I am a postodoctoral researcher working with Chris Darimont, in the Applied Conservation Science Lab at the University of Victoria, and John Ford, at Fisheries and Oceans Canada’s Pacific Biological Station.
With a background in mathematics and biology, I use mathematical and statistical models, combined with field data, to answer questions about ecology, conservation, and evolution. My current work focuses on the population biology of social mammals (killer whales and meerkats) and salmon on the BC coast. I collaborate with a number of researchers to investigate demography, evolution, spatial patterns, and behaviour in species ranging from copepods to bears.
Past work can be found on the publications page.
I recently completed postdoctoral positions with Mark Lewis, in the Centre for Mathematical Biology at the University of Alberta, and Martin Krkošek, in Ecology and Evolutionary Biology at the University of Toronto.

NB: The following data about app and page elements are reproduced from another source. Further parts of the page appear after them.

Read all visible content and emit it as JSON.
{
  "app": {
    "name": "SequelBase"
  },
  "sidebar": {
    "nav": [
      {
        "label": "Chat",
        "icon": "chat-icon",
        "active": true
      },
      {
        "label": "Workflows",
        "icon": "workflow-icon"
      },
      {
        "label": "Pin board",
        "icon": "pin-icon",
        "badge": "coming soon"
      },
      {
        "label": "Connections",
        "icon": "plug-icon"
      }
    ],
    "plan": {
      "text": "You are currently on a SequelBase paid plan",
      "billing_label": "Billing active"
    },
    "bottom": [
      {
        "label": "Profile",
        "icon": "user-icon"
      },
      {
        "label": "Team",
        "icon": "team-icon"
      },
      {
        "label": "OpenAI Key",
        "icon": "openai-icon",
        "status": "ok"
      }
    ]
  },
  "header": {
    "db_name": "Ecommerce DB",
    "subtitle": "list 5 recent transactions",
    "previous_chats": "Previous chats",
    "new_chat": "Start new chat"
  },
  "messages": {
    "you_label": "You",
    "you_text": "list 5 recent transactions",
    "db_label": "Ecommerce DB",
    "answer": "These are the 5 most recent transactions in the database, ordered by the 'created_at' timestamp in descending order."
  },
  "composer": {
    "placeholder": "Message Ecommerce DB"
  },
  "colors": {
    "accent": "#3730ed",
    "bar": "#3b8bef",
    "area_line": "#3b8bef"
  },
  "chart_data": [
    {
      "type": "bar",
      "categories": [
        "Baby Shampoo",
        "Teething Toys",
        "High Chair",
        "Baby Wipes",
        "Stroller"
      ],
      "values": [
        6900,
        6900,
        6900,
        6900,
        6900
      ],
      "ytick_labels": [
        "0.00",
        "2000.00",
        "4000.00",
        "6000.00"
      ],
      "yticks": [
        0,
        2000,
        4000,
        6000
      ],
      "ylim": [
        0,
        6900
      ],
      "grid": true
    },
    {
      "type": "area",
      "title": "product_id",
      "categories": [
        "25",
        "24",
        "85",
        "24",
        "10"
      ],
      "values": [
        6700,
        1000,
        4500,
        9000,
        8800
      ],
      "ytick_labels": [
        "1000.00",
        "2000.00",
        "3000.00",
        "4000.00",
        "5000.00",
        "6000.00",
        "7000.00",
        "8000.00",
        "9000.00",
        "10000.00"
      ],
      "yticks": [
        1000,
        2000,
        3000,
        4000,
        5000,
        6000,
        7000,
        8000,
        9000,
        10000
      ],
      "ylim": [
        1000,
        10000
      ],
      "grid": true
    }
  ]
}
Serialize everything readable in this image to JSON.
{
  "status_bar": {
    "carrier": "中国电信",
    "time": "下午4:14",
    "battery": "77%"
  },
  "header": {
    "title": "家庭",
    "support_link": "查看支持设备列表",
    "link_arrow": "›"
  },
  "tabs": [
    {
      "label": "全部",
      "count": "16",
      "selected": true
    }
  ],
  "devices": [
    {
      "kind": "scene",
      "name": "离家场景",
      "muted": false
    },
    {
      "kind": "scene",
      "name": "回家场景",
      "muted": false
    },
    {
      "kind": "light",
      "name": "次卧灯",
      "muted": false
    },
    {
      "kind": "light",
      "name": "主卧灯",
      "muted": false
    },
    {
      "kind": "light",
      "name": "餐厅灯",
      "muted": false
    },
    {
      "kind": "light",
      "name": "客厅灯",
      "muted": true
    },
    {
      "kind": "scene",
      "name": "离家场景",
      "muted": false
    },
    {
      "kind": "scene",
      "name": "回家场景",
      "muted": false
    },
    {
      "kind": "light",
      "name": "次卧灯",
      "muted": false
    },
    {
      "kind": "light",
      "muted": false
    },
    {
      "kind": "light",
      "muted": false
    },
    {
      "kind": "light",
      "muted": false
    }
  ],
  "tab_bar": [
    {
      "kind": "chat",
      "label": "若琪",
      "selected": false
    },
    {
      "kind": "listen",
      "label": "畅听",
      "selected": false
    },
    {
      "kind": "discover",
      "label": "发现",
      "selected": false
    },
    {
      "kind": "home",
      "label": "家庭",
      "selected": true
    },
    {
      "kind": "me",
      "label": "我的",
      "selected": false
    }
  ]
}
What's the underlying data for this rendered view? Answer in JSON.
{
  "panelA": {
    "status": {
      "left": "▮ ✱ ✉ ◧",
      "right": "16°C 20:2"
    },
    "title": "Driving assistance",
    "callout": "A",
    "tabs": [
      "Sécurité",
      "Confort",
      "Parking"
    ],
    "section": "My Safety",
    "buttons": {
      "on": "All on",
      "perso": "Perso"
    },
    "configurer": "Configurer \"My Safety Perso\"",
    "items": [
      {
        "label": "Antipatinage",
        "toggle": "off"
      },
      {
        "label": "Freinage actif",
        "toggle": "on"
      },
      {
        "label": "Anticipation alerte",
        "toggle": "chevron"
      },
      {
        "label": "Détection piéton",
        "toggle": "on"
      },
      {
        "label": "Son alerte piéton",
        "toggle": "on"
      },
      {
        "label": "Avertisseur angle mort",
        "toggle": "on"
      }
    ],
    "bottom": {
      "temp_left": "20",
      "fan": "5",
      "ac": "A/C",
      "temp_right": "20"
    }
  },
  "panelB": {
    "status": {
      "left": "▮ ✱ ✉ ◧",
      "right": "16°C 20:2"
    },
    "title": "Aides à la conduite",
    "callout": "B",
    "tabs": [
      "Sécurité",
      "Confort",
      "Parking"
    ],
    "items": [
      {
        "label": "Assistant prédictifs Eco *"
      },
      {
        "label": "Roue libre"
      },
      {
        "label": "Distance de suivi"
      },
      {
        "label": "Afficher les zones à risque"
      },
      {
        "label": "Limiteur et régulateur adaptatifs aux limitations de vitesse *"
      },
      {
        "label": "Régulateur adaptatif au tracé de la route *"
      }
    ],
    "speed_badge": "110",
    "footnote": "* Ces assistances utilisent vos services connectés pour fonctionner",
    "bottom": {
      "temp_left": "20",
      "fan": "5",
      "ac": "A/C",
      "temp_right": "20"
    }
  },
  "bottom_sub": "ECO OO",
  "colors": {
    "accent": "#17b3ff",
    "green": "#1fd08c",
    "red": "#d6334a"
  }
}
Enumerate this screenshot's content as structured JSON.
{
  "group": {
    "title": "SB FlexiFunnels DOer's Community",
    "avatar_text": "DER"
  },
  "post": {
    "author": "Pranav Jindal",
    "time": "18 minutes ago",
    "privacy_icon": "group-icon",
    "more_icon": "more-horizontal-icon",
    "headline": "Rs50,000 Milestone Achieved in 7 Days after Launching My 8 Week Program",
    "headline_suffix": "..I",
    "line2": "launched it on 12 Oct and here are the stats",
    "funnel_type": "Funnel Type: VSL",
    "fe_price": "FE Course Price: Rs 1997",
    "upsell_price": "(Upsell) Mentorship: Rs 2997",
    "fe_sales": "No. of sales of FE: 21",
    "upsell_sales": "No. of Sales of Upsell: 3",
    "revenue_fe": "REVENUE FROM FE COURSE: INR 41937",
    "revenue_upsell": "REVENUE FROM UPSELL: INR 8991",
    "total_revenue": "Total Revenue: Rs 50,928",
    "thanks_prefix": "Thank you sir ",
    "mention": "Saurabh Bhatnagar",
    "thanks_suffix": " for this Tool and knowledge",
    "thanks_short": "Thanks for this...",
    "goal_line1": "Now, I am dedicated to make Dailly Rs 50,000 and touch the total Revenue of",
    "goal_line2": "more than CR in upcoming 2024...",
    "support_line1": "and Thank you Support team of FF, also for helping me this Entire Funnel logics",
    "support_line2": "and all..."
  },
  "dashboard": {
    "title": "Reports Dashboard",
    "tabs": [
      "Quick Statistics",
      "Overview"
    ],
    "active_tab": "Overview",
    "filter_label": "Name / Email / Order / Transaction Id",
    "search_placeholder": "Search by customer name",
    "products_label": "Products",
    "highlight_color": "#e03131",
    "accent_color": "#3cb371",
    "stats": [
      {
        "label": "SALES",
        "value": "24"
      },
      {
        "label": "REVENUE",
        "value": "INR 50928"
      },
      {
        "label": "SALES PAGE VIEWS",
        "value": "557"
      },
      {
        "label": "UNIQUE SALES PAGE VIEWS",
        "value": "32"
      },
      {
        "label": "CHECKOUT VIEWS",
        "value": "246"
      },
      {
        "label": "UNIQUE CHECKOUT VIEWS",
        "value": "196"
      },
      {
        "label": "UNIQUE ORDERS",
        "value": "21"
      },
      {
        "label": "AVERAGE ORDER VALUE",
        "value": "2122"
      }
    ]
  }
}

I completed my PhD at the University of Cambridge (UK) in 2013, supervised by Tim Clutton-Brock, exploring temporal patterns of population density, group-level demography, and territoriality in meerkats.
Before my PhD, I completed degrees in mathematics (Major) and biology (Honours) at the University of Victoria (BC, Canada) in 2008. There, I worked with Brad Anholt, modelling the evolution of sex ratio and anti-predator defences.
Here is a copy of my CV.